• [Exercise description] Every line holding the string "label" should be copied from the listing.
Materials provided START
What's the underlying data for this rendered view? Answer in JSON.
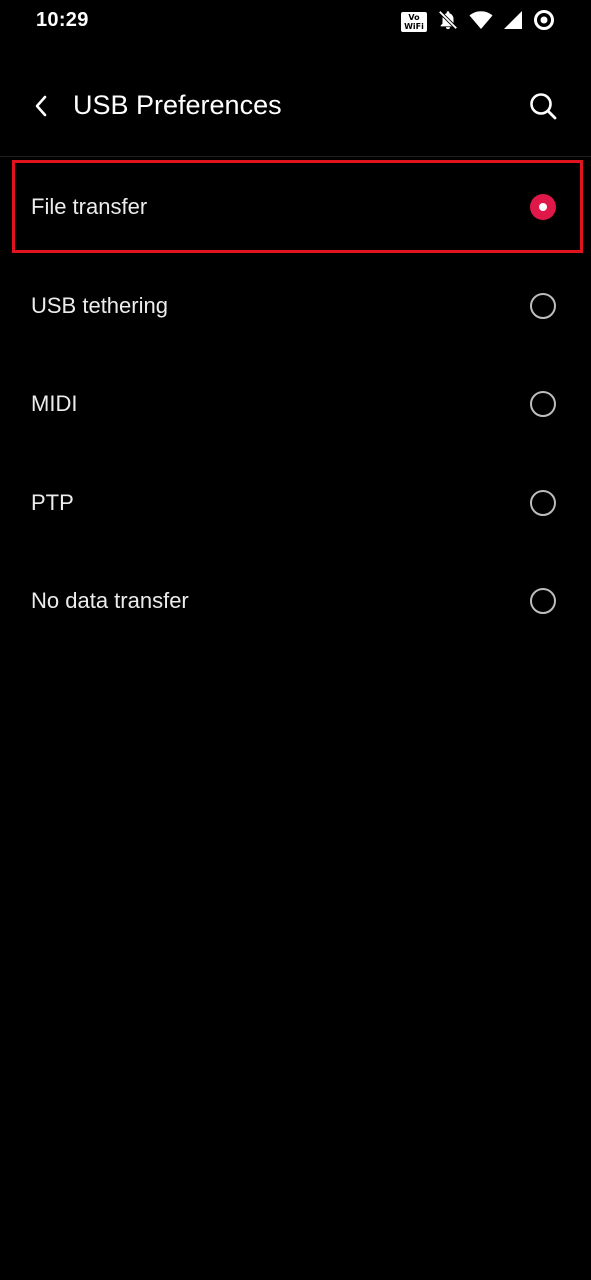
{
  "status_bar": {
    "time": "10:29",
    "vowifi_top": "Vo",
    "vowifi_bottom": "WiFi",
    "icons": [
      "vowifi-icon",
      "notifications-off-icon",
      "wifi-icon",
      "cellular-signal-icon",
      "battery-ring-icon"
    ]
  },
  "header": {
    "title": "USB Preferences",
    "back_icon": "chevron-left-icon",
    "search_icon": "search-icon"
  },
  "options": [
    {
      "label": "File transfer",
      "selected": true
    },
    {
      "label": "USB tethering",
      "selected": false
    },
    {
      "label": "MIDI",
      "selected": false
    },
    {
      "label": "PTP",
      "selected": false
    },
    {
      "label": "No data transfer",
      "selected": false
    }
  ],
  "colors": {
    "background": "#000000",
    "accent": "#e0184a",
    "highlight_box": "#e0141e"
  }
}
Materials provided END
• [Task result]
      "label": "File transfer",
      "label": "USB tethering",
      "label": "MIDI",
      "label": "PTP",
      "label": "No data transfer",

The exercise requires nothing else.